vacuum dressing, particularly when it losses proper seal. A home health care nurse can assist
with settings, maintenance of machine, emptying canisters, etc. As the wound vacuum dressing
is changed by the surgical team, the patient will need to be provided a strict follow-up schedule
to ensure dressing changes occur in a timely manner. This should be coordinated with his
girlfriend, and she provides travel by car.
The patient will need extensive teaching concerning his insulin regimen, blood glucose
checks, hypertension medication, obtaining blood pressures, dietary restrictions, follow-up
schedule, signs and symptoms of an infection, and when to seek acute medical attention. He is
set to return home after the sensation of his antibiotic regimen and is anticipated to have his
PICC line discontinued before discharge. However, it is anticipated that he will be sent home
with the wound vacuum. He needs to be directed when to contact the surgical team, and his
follow-up schedule for dressing changes.

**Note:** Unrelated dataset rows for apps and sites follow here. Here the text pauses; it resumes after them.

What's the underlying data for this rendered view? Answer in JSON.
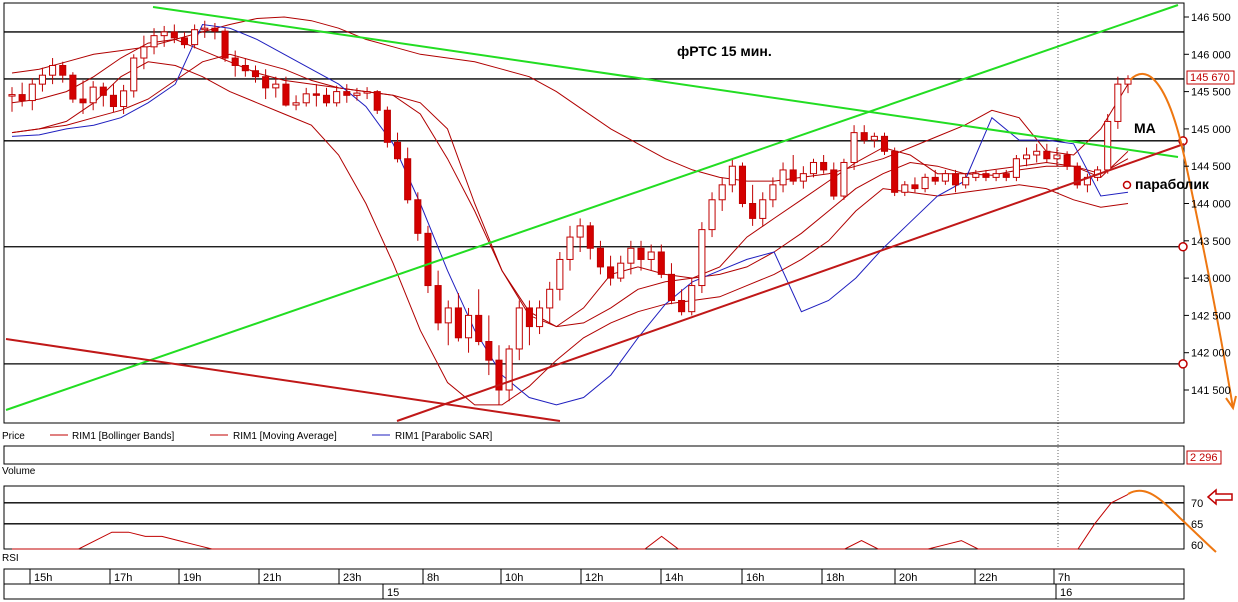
{
  "chart_data": {
    "type": "candlestick",
    "annotation_title": "фРТС  15 мин.",
    "price_axis": {
      "ticks": [
        "146 500",
        "146 000",
        "145 500",
        "145 000",
        "144 500",
        "144 000",
        "143 500",
        "143 000",
        "142 500",
        "142 000",
        "141 500"
      ],
      "ylim": [
        141250,
        146650
      ],
      "last_price": "145 670"
    },
    "legend": {
      "price_label": "Price",
      "items": [
        "RIM1 [Bollinger Bands]",
        "RIM1 [Moving Average]",
        "RIM1 [Parabolic SAR]"
      ]
    },
    "volume_panel": {
      "label": "Volume",
      "value": "2 296"
    },
    "rsi_panel": {
      "label": "RSI",
      "ticks": [
        "70",
        "65",
        "60"
      ],
      "ylim": [
        59,
        74
      ],
      "levels": [
        70,
        65
      ]
    },
    "time_axis": {
      "hour_ticks": [
        "15h",
        "17h",
        "19h",
        "21h",
        "23h",
        "8h",
        "10h",
        "12h",
        "14h",
        "16h",
        "18h",
        "20h",
        "22h",
        "7h"
      ],
      "day_labels": [
        "15",
        "16"
      ]
    },
    "annotations": [
      "MA",
      "параболик"
    ],
    "horizontal_levels": [
      146300,
      145670,
      144840,
      143420,
      141850
    ],
    "candles": [
      [
        145440,
        145560,
        145230,
        145460
      ],
      [
        145460,
        145620,
        145300,
        145380
      ],
      [
        145380,
        145680,
        145250,
        145600
      ],
      [
        145600,
        145820,
        145500,
        145720
      ],
      [
        145720,
        145950,
        145600,
        145850
      ],
      [
        145850,
        145900,
        145620,
        145720
      ],
      [
        145720,
        145760,
        145350,
        145400
      ],
      [
        145400,
        145650,
        145200,
        145350
      ],
      [
        145350,
        145640,
        145250,
        145560
      ],
      [
        145560,
        145620,
        145300,
        145450
      ],
      [
        145450,
        145600,
        145220,
        145300
      ],
      [
        145300,
        145590,
        145200,
        145510
      ],
      [
        145510,
        146000,
        145420,
        145950
      ],
      [
        145950,
        146250,
        145800,
        146100
      ],
      [
        146100,
        146350,
        146000,
        146250
      ],
      [
        146250,
        146380,
        146100,
        146300
      ],
      [
        146300,
        146400,
        146150,
        146220
      ],
      [
        146220,
        146300,
        146080,
        146130
      ],
      [
        146130,
        146400,
        146080,
        146330
      ],
      [
        146330,
        146450,
        146220,
        146350
      ],
      [
        146350,
        146420,
        146200,
        146310
      ],
      [
        146310,
        146350,
        145900,
        145950
      ],
      [
        145950,
        146050,
        145700,
        145850
      ],
      [
        145850,
        145950,
        145700,
        145780
      ],
      [
        145780,
        145850,
        145620,
        145700
      ],
      [
        145700,
        145800,
        145400,
        145550
      ],
      [
        145550,
        145700,
        145420,
        145600
      ],
      [
        145600,
        145700,
        145300,
        145320
      ],
      [
        145320,
        145450,
        145250,
        145350
      ],
      [
        145350,
        145550,
        145300,
        145470
      ],
      [
        145470,
        145600,
        145300,
        145450
      ],
      [
        145450,
        145550,
        145300,
        145350
      ],
      [
        145350,
        145580,
        145300,
        145500
      ],
      [
        145500,
        145600,
        145350,
        145450
      ],
      [
        145450,
        145550,
        145380,
        145480
      ],
      [
        145480,
        145560,
        145400,
        145500
      ],
      [
        145500,
        145520,
        145200,
        145250
      ],
      [
        145250,
        145300,
        144750,
        144820
      ],
      [
        144820,
        144950,
        144550,
        144600
      ],
      [
        144600,
        144750,
        144000,
        144050
      ],
      [
        144050,
        144150,
        143500,
        143600
      ],
      [
        143600,
        143700,
        142800,
        142900
      ],
      [
        142900,
        143100,
        142300,
        142400
      ],
      [
        142400,
        142700,
        142100,
        142600
      ],
      [
        142600,
        142800,
        142150,
        142200
      ],
      [
        142200,
        142600,
        142000,
        142500
      ],
      [
        142500,
        142850,
        142100,
        142150
      ],
      [
        142150,
        142500,
        141700,
        141900
      ],
      [
        141900,
        142100,
        141300,
        141500
      ],
      [
        141500,
        142100,
        141350,
        142050
      ],
      [
        142050,
        142700,
        141900,
        142600
      ],
      [
        142600,
        142700,
        142100,
        142350
      ],
      [
        142350,
        142700,
        142250,
        142600
      ],
      [
        142600,
        142950,
        142400,
        142850
      ],
      [
        142850,
        143350,
        142700,
        143250
      ],
      [
        143250,
        143700,
        143100,
        143550
      ],
      [
        143550,
        143800,
        143350,
        143700
      ],
      [
        143700,
        143750,
        143250,
        143400
      ],
      [
        143400,
        143500,
        143050,
        143150
      ],
      [
        143150,
        143300,
        142900,
        143000
      ],
      [
        143000,
        143300,
        142950,
        143200
      ],
      [
        143200,
        143500,
        143050,
        143400
      ],
      [
        143400,
        143500,
        143100,
        143250
      ],
      [
        143250,
        143450,
        143100,
        143350
      ],
      [
        143350,
        143450,
        143000,
        143050
      ],
      [
        143050,
        143200,
        142650,
        142700
      ],
      [
        142700,
        142850,
        142500,
        142550
      ],
      [
        142550,
        143000,
        142500,
        142900
      ],
      [
        142900,
        143750,
        142800,
        143650
      ],
      [
        143650,
        144150,
        143550,
        144050
      ],
      [
        144050,
        144350,
        143900,
        144250
      ],
      [
        144250,
        144600,
        144150,
        144500
      ],
      [
        144500,
        144550,
        143950,
        144000
      ],
      [
        144000,
        144250,
        143700,
        143800
      ],
      [
        143800,
        144150,
        143700,
        144050
      ],
      [
        144050,
        144350,
        143950,
        144250
      ],
      [
        144250,
        144550,
        144150,
        144450
      ],
      [
        144450,
        144650,
        144250,
        144300
      ],
      [
        144300,
        144500,
        144200,
        144400
      ],
      [
        144400,
        144600,
        144350,
        144550
      ],
      [
        144550,
        144650,
        144400,
        144450
      ],
      [
        144450,
        144550,
        144050,
        144100
      ],
      [
        144100,
        144600,
        144050,
        144550
      ],
      [
        144550,
        145050,
        144450,
        144950
      ],
      [
        144950,
        145050,
        144800,
        144850
      ],
      [
        144850,
        144950,
        144750,
        144900
      ],
      [
        144900,
        144950,
        144650,
        144700
      ],
      [
        144700,
        144750,
        144100,
        144150
      ],
      [
        144150,
        144300,
        144100,
        144250
      ],
      [
        144250,
        144350,
        144150,
        144200
      ],
      [
        144200,
        144400,
        144150,
        144350
      ],
      [
        144350,
        144450,
        144250,
        144300
      ],
      [
        144300,
        144450,
        144250,
        144400
      ],
      [
        144400,
        144450,
        144150,
        144250
      ],
      [
        144250,
        144400,
        144200,
        144350
      ],
      [
        144350,
        144450,
        144300,
        144400
      ],
      [
        144400,
        144450,
        144300,
        144350
      ],
      [
        144350,
        144450,
        144300,
        144400
      ],
      [
        144400,
        144450,
        144300,
        144350
      ],
      [
        144350,
        144650,
        144300,
        144600
      ],
      [
        144600,
        144750,
        144500,
        144650
      ],
      [
        144650,
        144800,
        144550,
        144700
      ],
      [
        144700,
        144800,
        144550,
        144600
      ],
      [
        144600,
        144750,
        144500,
        144650
      ],
      [
        144650,
        144700,
        144450,
        144500
      ],
      [
        144500,
        144550,
        144200,
        144250
      ],
      [
        144250,
        144400,
        144150,
        144350
      ],
      [
        144350,
        144500,
        144300,
        144450
      ],
      [
        144450,
        145200,
        144400,
        145100
      ],
      [
        145100,
        145700,
        145000,
        145600
      ],
      [
        145600,
        145720,
        145480,
        145670
      ]
    ],
    "bollinger_upper": [
      145750,
      145800,
      145900,
      146000,
      146050,
      146100,
      146200,
      146300,
      146400,
      146480,
      146500,
      146450,
      146350,
      146200,
      146100,
      146000,
      145950,
      145900,
      145800,
      145700,
      145500,
      145250,
      145000,
      144800,
      144600,
      144450,
      144350,
      144300,
      144300,
      144350,
      144400,
      144500,
      144600,
      144750,
      144900,
      145050,
      145250,
      145150,
      144700,
      144650,
      145000,
      145600
    ],
    "bollinger_middle": [
      145350,
      145400,
      145500,
      145700,
      145950,
      146150,
      146200,
      146050,
      145900,
      145750,
      145650,
      145600,
      145550,
      145500,
      145450,
      145200,
      144600,
      143900,
      143100,
      142500,
      142350,
      142600,
      143050,
      143150,
      143050,
      143000,
      143150,
      143550,
      143800,
      144050,
      144300,
      144550,
      144750,
      144650,
      144400,
      144400,
      144450,
      144500,
      144550,
      144500,
      144350,
      144700
    ],
    "bollinger_lower": [
      144950,
      145000,
      145100,
      145350,
      145700,
      145900,
      145850,
      145700,
      145500,
      145350,
      145200,
      145050,
      144650,
      144000,
      143200,
      142300,
      141600,
      141300,
      141300,
      141550,
      141900,
      142200,
      142400,
      142550,
      142650,
      142700,
      142750,
      142900,
      143050,
      143250,
      143500,
      143900,
      144200,
      144150,
      144100,
      144150,
      144200,
      144250,
      144200,
      144050,
      143950,
      144000
    ],
    "moving_average": [
      144950,
      145000,
      145050,
      145150,
      145250,
      145400,
      145650,
      145900,
      146000,
      145900,
      145800,
      145650,
      145550,
      145500,
      145450,
      145350,
      145000,
      144000,
      143100,
      142550,
      142350,
      142400,
      142600,
      142850,
      142950,
      143000,
      143050,
      143150,
      143350,
      143600,
      143900,
      144200,
      144400,
      144550,
      144500,
      144400,
      144380,
      144450,
      144500,
      144500,
      144400,
      144600
    ],
    "parabolic_sar": [
      144900,
      144920,
      145000,
      145050,
      145150,
      145350,
      145600,
      146400,
      146350,
      146200,
      146000,
      145800,
      145600,
      145300,
      144800,
      144000,
      143100,
      142300,
      141700,
      141400,
      141300,
      141400,
      141700,
      142200,
      142650,
      142950,
      143100,
      143250,
      143350,
      142550,
      142700,
      143000,
      143400,
      143750,
      144100,
      144300,
      145150,
      144850,
      144850,
      144800,
      144100,
      144150
    ],
    "rsi": [
      59,
      59,
      59,
      59,
      59,
      61,
      63,
      63,
      62,
      62,
      61,
      60,
      59,
      59,
      59,
      59,
      59,
      59,
      59,
      59,
      59,
      59,
      59,
      59,
      59,
      59,
      59,
      59,
      59,
      59,
      59,
      59,
      59,
      59,
      59,
      59,
      59,
      59,
      59,
      62,
      59,
      59,
      59,
      59,
      59,
      59,
      59,
      59,
      59,
      59,
      59,
      61,
      59,
      59,
      59,
      59,
      60,
      61,
      59,
      59,
      59,
      59,
      59,
      59,
      59,
      65,
      70,
      72
    ]
  }
}
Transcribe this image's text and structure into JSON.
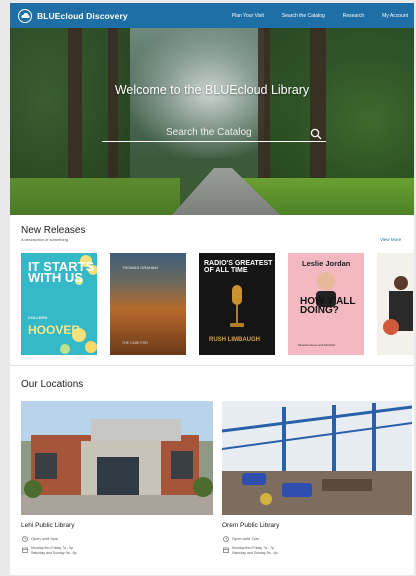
{
  "header": {
    "brand": "BLUEcloud Discovery",
    "nav": [
      "Plan Your Visit",
      "Search the Catalog",
      "Research",
      "My Account"
    ]
  },
  "hero": {
    "title": "Welcome to the BLUEcloud Library",
    "search_placeholder": "Search the Catalog"
  },
  "new_releases": {
    "title": "New Releases",
    "subtitle": "A description of something",
    "view_all": "View More",
    "books": [
      {
        "line1": "IT STARTS WITH US",
        "author": "HOOVER",
        "tag": "COLLEEN"
      },
      {
        "top": "THOMAS GRAHAM",
        "bottom": "THE CASE FOR"
      },
      {
        "line1": "RADIO'S GREATEST OF ALL TIME",
        "author": "RUSH LIMBAUGH"
      },
      {
        "line1": "Leslie Jordan",
        "title": "HOW Y'ALL DOING?",
        "sub": "Misadventures and Mischief"
      }
    ]
  },
  "locations": {
    "title": "Our Locations",
    "items": [
      {
        "name": "Lehi Public Library",
        "status": "Open until 9pm",
        "hours": [
          "Monday thru Friday 7a - 9p",
          "Saturday and Sunday 9a - 6p"
        ]
      },
      {
        "name": "Orem Public Library",
        "status": "Open until 7pm",
        "hours": [
          "Monday thru Friday 7a - 7p",
          "Saturday and Sunday 9a - 6p"
        ]
      }
    ]
  },
  "colors": {
    "primary": "#1d6fa5",
    "header_text": "#ffffff"
  }
}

He also needs extensive instruction on how to check his own blood glucose, how to draw
up insulin, sliding scales, routine doses, and areas to administer, how to administer into the
subcutaneous, and regions where he will cycle administration. He will also need instruction on
the signs and symptoms of both hyper and hypoglycemia, and what interventions he must do to
prevent further complications. Foot care and careful wound management is also warranted as he
has reported period of chronic toe numbness/paresthesia to prevent further injury and/or infection.
As his live-in girlfriend does the majority of the cooking, she will need to be included
when it comes to instructions on complying with a cardiac and diabetic diet. A consult with a
dietitian, recipe guidelines, and cultural consideration should be taken. Information on an
exercise regimen should also be provided to assist with the patient obesity.

Kristen Nii-Jensen
NURS 360
Concept Map

The patient reports he learns best via video, but direct tactile training should also be
integrated with extensive return demonstration. He will also need to learn how to take his own
blood pressure, when to take his blood pressure medication, and at what blood pressure should
he hold his own blood pressure medication.
As the patient has a history of medication non-compliance, efforts should be taken to
assess why he stopped taking or obtaining prescription medication. A social-work consult may
be needed if reasons are economic based. This may also be a factor in non-compliance with his
cardiac and diabetic diet.
As his follow-up schedule will be needed for wound care, myelitis to right thigh, and
with his endocrinologist, thus a calendar with upcoming appointments should be provided. The
patient should be directed to take his temperature, and be aware of chills, sweating, malaise, and
excess tiredness, pain to his clavicle wound or upper right thigh may indicate infection and he
should seek immediate treatment. Other things such as excess bleeding from wound site, excess
purulent exudate, acute hypo or hyperglycemia unresolved with glucose intake or insulin
administration should also warrant medical attention. As the patient needs a myriad of teaching
before discharge, discharge teaching should occur throughout his stay, and reinforced multiple
Works Cited:
Gulanick, M., & Myers, J. L. (2011) Nursing care plans: Diagnoses, interventions, and
outcomes. (7th ed.). St. Louis, MO: Elsevier Inc.